**Work request:**
Find out how many lines in the records have the string "Throttur" in them, and state only that number.

**Element data from apps and pages:**
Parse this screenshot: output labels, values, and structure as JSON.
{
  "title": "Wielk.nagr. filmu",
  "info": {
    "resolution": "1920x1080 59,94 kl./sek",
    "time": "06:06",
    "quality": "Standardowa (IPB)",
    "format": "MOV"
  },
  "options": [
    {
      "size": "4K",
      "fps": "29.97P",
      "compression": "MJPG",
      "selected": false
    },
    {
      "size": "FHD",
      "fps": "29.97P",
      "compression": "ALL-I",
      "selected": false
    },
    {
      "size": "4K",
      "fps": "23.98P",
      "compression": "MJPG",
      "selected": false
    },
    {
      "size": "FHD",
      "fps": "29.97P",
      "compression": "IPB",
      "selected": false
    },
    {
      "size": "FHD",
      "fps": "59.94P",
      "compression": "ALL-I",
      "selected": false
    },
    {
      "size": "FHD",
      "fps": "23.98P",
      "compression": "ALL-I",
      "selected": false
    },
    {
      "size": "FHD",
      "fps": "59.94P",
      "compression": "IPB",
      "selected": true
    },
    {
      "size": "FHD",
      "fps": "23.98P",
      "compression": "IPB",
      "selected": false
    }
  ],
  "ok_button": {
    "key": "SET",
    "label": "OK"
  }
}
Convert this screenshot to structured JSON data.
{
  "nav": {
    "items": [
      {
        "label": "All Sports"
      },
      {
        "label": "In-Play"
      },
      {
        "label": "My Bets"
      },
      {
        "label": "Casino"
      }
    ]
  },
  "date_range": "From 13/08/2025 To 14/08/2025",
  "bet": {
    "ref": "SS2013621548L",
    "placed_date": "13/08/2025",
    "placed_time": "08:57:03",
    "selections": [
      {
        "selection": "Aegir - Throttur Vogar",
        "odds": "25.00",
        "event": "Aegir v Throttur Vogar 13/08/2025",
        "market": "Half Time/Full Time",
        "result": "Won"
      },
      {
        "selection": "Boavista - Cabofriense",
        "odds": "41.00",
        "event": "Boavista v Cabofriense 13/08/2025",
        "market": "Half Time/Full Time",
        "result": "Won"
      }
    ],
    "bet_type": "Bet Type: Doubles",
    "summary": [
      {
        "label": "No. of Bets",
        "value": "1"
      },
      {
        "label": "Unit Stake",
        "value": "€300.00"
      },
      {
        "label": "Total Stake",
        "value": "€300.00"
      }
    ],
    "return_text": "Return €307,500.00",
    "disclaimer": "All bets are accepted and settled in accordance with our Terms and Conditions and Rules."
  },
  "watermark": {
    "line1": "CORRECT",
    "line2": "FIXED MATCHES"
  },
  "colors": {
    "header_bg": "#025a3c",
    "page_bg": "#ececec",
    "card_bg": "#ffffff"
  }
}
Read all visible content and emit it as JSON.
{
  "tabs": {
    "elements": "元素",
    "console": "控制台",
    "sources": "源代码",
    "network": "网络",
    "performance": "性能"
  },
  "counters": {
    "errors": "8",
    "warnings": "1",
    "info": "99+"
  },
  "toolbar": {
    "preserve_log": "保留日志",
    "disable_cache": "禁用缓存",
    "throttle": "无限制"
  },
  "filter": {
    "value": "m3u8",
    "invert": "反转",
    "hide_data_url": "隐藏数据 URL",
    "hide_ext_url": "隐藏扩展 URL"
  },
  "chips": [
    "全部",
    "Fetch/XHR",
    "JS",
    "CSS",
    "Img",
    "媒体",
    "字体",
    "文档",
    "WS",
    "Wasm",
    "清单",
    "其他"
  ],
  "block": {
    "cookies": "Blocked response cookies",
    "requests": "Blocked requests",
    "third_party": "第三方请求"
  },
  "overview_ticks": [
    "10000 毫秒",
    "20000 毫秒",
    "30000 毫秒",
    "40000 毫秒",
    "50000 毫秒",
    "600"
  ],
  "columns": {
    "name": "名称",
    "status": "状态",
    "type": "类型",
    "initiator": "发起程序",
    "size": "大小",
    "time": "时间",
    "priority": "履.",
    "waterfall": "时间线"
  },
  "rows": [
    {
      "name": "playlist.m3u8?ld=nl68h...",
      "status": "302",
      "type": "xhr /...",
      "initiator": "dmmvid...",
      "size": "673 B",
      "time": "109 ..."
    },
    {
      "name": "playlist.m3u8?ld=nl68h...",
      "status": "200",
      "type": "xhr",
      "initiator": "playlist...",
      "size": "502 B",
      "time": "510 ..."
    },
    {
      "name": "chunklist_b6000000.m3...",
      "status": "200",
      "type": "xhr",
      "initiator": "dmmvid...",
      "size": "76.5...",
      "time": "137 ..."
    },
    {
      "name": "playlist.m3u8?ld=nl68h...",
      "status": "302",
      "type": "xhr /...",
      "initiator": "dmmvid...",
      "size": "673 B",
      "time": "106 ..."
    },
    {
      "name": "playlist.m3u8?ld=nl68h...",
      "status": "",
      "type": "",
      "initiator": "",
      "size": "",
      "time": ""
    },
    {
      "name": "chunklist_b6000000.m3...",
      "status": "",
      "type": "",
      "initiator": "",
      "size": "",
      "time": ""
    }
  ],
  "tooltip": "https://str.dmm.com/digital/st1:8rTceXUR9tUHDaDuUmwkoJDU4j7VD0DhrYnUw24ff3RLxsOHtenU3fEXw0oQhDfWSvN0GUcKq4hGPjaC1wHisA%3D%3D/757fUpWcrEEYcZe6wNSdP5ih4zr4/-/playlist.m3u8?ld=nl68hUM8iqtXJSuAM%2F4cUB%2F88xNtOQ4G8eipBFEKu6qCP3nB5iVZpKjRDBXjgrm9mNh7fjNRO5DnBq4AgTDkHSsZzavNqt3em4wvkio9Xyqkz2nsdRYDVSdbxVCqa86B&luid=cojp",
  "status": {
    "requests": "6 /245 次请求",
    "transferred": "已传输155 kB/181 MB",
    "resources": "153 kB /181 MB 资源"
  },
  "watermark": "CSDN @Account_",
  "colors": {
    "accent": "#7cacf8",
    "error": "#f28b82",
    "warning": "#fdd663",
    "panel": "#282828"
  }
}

**Solution:**
2